TASK: Locate the string "screenshot" in the records below. Copy every line where it occurs.

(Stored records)
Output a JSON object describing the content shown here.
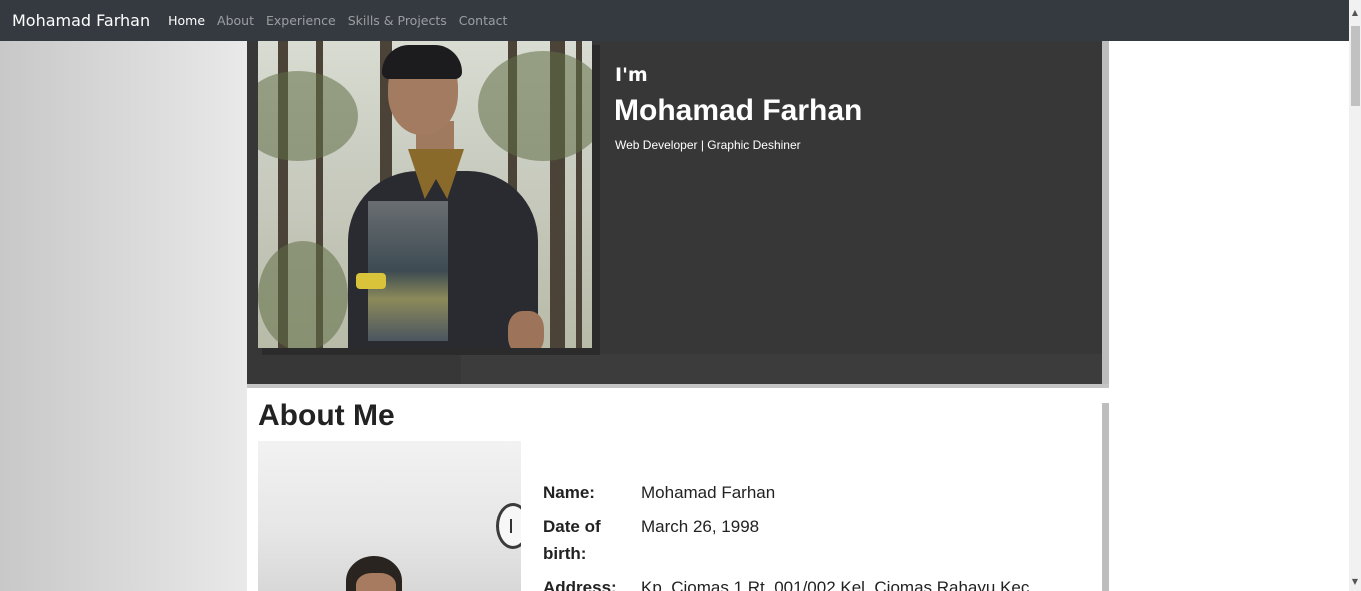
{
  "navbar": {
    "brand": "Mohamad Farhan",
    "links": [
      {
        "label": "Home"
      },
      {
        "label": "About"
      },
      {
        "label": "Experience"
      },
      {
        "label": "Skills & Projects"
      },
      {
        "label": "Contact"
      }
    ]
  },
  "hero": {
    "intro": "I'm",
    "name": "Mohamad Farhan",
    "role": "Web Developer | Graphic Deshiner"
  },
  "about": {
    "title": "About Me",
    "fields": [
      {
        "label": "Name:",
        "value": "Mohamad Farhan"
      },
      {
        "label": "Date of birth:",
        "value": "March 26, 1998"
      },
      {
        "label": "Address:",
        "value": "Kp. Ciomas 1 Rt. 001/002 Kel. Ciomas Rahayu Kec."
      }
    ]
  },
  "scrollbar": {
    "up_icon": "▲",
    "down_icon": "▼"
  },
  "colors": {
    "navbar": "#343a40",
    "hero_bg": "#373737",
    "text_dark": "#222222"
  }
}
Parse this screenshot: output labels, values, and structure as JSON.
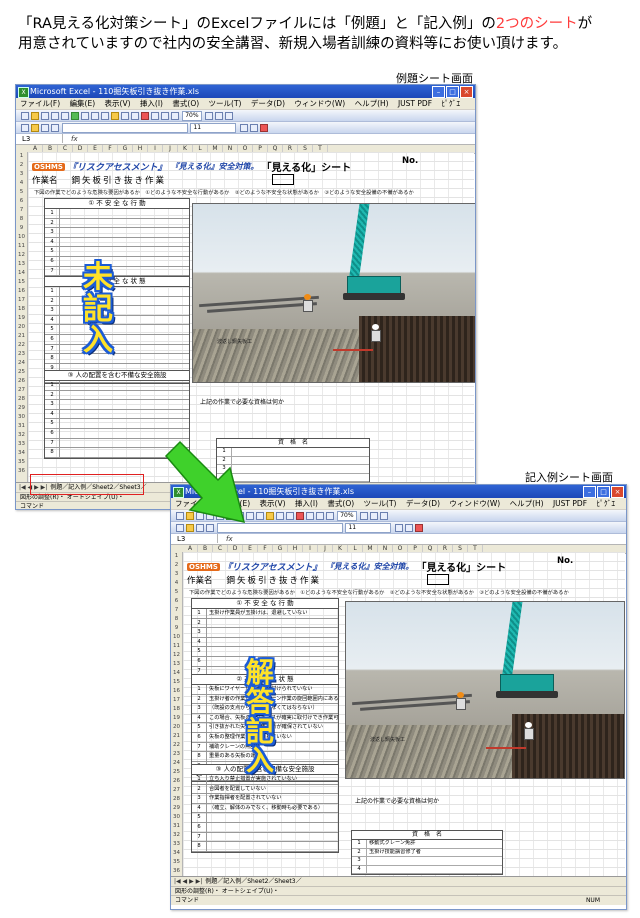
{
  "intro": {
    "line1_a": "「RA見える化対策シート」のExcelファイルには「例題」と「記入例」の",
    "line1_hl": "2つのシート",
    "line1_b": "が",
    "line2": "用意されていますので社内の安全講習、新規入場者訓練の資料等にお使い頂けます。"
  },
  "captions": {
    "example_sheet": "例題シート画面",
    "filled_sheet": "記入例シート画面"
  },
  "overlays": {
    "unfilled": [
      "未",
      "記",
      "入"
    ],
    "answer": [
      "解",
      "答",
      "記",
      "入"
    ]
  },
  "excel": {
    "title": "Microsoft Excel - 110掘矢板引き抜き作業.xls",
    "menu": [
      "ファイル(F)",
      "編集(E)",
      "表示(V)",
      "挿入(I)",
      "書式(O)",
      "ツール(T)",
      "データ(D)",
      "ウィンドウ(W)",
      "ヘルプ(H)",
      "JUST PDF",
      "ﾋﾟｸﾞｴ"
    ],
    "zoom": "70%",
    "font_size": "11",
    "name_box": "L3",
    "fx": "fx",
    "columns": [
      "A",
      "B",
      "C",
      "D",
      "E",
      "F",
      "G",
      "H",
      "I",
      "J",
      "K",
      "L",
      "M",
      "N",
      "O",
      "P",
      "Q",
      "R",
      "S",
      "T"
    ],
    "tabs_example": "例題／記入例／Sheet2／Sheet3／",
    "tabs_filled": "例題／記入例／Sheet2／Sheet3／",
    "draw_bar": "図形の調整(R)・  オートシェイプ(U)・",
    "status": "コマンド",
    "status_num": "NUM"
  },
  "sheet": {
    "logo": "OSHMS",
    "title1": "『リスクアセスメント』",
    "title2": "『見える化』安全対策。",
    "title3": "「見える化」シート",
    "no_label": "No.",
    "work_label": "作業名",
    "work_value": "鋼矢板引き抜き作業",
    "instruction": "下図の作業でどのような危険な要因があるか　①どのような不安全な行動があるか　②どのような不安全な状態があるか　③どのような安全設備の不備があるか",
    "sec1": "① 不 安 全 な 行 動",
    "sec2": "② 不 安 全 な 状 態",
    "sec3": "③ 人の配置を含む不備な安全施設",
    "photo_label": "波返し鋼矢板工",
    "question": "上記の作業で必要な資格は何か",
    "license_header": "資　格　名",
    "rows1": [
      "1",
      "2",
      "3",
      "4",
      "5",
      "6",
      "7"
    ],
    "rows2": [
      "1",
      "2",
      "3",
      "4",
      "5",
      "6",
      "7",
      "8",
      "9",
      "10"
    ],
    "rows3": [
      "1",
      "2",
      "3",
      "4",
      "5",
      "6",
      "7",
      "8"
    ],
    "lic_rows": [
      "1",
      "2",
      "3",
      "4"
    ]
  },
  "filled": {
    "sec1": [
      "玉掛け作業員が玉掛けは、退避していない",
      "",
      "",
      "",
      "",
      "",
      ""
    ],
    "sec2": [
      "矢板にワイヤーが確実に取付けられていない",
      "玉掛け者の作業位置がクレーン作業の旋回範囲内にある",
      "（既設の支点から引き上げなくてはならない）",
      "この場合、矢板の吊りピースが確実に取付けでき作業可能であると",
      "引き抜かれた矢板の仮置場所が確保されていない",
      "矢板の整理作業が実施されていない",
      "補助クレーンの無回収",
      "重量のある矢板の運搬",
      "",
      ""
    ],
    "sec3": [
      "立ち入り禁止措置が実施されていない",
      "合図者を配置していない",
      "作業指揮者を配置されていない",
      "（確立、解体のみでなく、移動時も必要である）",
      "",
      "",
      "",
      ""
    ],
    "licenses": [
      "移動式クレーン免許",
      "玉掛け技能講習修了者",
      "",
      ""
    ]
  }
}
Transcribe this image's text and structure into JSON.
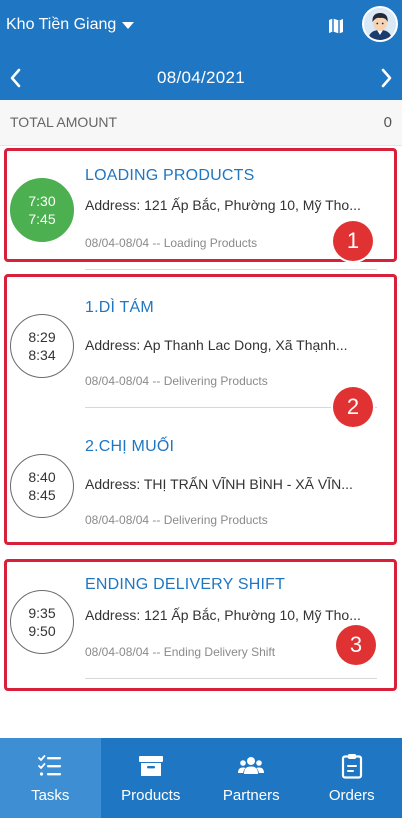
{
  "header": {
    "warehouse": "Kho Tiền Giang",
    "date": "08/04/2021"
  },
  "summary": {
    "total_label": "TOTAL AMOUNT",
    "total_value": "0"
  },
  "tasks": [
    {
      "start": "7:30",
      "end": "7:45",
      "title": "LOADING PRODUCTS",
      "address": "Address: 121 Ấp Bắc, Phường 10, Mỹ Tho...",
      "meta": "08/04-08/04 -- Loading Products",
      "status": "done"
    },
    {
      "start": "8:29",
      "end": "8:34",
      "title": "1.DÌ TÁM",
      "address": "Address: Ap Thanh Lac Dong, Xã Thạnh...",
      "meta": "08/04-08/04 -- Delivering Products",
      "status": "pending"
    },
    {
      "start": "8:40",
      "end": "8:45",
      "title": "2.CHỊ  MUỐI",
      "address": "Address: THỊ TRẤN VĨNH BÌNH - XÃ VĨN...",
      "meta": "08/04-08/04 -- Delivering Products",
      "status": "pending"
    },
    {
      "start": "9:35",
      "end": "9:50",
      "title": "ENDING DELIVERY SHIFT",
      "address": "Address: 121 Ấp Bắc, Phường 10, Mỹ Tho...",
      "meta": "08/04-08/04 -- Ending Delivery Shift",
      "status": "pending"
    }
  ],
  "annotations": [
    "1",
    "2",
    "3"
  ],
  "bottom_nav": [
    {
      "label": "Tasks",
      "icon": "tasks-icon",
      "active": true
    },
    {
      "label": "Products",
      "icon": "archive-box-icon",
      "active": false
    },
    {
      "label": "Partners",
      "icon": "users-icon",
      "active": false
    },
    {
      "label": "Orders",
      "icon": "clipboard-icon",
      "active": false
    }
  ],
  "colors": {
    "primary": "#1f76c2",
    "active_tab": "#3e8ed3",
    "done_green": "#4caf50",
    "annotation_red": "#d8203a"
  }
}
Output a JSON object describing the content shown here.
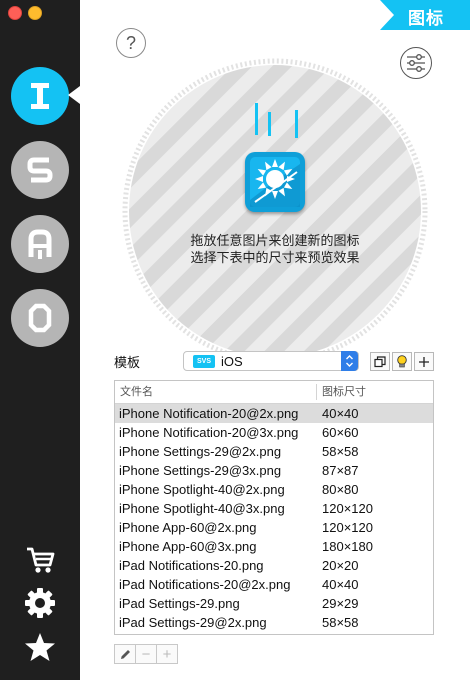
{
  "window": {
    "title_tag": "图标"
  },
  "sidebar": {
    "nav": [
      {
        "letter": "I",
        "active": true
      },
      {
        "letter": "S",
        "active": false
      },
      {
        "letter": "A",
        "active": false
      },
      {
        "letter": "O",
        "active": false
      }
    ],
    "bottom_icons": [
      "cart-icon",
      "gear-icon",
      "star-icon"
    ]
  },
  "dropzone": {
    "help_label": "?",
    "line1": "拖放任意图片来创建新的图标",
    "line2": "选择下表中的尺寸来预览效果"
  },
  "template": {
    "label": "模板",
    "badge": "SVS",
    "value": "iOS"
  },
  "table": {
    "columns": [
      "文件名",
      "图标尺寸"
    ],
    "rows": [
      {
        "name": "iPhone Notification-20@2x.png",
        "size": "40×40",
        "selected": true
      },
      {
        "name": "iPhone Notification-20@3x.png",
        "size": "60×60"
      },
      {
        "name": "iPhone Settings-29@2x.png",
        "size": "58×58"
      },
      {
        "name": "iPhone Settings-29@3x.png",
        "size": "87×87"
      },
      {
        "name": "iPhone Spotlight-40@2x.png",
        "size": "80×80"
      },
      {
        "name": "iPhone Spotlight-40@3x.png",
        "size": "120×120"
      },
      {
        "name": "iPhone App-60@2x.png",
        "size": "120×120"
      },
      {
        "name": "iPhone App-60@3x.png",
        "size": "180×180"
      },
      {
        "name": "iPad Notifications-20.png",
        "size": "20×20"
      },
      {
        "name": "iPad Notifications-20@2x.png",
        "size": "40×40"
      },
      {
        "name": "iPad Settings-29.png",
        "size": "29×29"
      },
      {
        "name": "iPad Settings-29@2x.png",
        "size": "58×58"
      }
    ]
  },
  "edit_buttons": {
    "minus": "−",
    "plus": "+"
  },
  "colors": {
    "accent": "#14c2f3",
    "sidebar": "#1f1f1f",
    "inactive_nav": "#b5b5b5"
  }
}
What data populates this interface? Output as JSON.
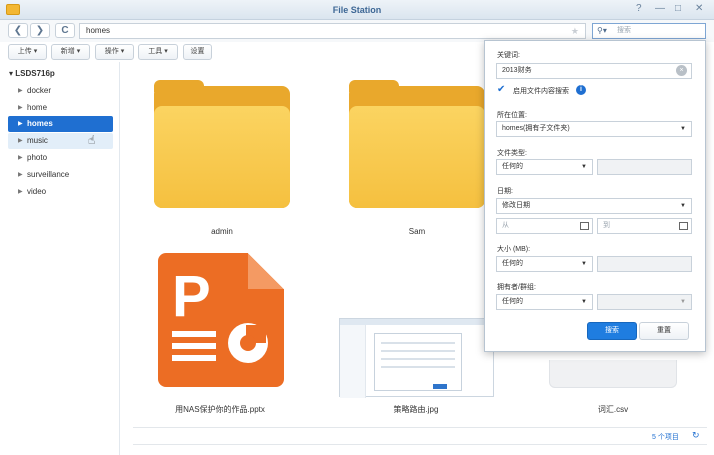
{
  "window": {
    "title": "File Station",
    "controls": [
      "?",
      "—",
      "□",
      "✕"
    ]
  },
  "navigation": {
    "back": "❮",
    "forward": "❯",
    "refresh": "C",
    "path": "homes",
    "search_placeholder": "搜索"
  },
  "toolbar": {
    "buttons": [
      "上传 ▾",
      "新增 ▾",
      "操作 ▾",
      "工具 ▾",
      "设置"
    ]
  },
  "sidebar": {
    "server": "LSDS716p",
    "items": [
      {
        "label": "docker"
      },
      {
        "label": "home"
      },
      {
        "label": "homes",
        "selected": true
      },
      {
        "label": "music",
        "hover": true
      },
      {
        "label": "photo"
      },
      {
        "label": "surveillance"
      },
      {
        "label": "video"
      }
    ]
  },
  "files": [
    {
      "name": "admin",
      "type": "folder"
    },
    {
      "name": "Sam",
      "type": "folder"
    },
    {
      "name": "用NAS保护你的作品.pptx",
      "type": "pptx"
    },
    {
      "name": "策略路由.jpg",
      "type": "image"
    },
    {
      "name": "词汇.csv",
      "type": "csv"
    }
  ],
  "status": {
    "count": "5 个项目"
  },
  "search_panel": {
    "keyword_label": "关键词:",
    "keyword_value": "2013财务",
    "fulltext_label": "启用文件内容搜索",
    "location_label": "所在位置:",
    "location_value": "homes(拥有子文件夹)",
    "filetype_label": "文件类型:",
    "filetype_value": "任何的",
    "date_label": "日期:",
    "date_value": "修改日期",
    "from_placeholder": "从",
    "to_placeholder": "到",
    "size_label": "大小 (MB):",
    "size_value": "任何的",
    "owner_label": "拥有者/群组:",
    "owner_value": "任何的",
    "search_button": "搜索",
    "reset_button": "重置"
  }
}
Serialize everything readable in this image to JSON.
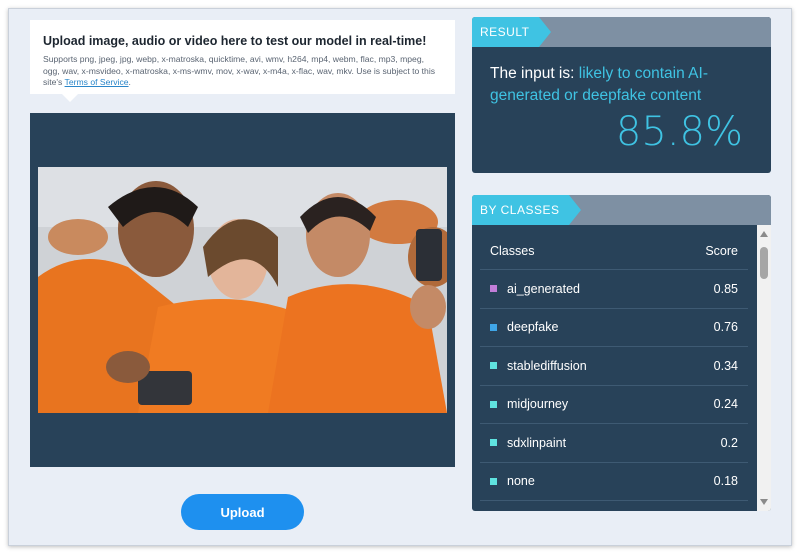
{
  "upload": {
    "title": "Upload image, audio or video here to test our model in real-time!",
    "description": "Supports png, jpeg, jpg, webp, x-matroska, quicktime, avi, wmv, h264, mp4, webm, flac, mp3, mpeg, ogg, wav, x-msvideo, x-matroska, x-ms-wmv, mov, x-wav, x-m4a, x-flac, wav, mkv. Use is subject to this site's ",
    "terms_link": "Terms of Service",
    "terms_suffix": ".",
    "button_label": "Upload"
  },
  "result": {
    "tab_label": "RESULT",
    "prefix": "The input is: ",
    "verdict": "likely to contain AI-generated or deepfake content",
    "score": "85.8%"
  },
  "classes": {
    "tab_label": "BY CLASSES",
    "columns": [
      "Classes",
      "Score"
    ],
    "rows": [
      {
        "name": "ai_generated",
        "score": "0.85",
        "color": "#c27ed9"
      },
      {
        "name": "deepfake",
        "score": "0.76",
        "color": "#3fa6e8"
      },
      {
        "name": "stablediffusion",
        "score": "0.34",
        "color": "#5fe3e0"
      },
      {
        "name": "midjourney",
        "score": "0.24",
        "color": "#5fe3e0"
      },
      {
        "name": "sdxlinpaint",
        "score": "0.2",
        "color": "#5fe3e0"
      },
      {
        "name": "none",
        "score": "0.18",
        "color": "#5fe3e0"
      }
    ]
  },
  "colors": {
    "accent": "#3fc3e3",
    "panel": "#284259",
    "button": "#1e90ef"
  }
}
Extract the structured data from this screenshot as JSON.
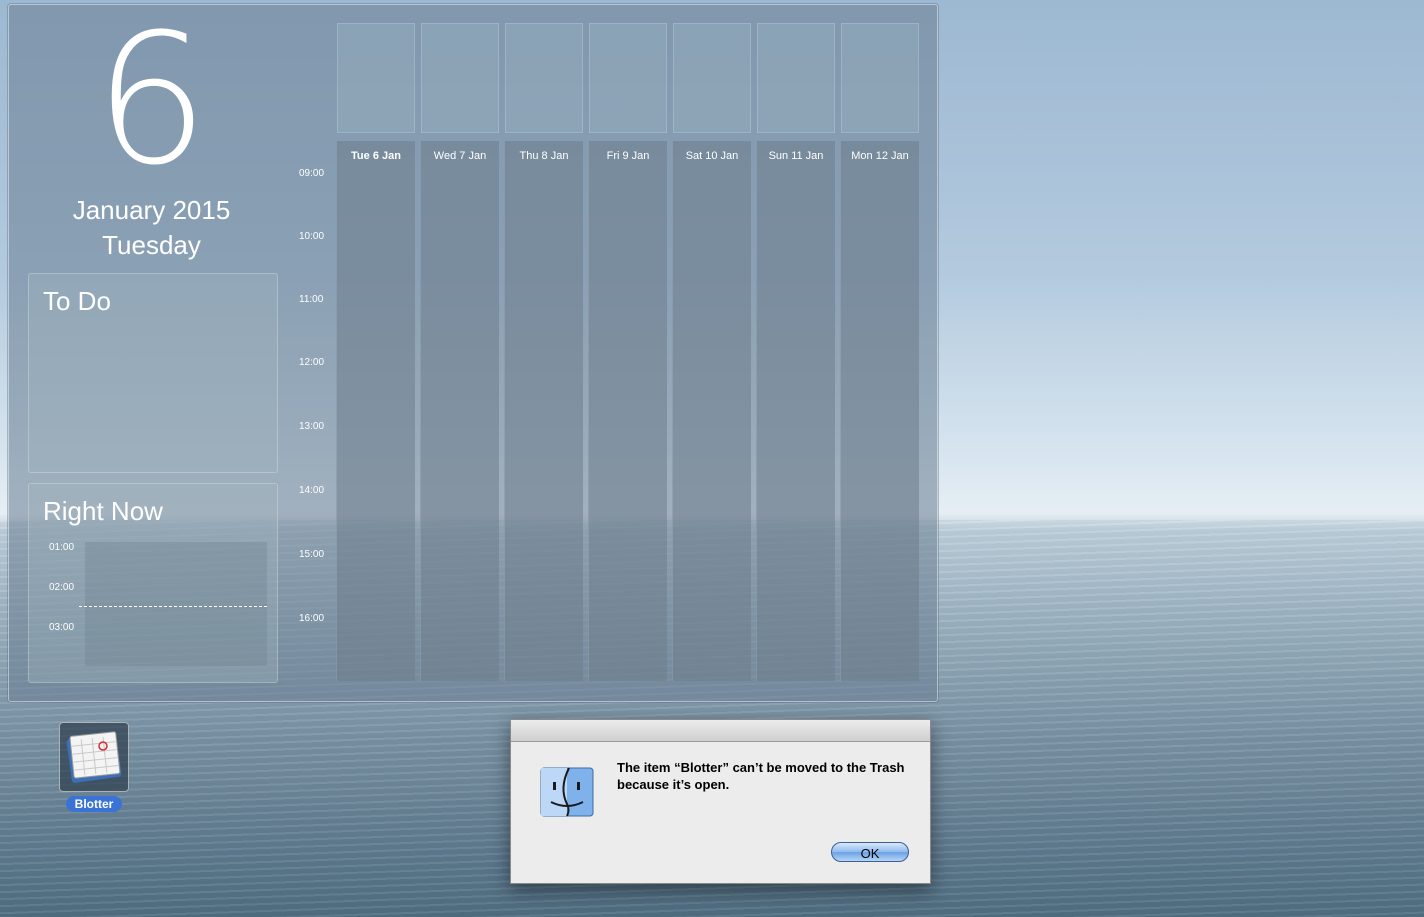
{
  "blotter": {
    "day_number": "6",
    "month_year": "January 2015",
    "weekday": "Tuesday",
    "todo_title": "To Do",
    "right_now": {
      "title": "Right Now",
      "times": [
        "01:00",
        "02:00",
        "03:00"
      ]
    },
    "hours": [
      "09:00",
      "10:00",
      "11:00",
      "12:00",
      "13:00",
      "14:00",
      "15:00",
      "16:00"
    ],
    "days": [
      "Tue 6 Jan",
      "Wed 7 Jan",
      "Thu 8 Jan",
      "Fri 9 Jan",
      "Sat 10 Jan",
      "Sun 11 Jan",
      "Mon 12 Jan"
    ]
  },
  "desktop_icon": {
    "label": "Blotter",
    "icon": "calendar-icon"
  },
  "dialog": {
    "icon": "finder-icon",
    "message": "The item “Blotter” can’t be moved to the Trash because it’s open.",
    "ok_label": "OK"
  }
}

RESPONSE BOX:
Parse this screenshot: output labels, values, and structure as JSON.
Extract the structured data from this screenshot as JSON.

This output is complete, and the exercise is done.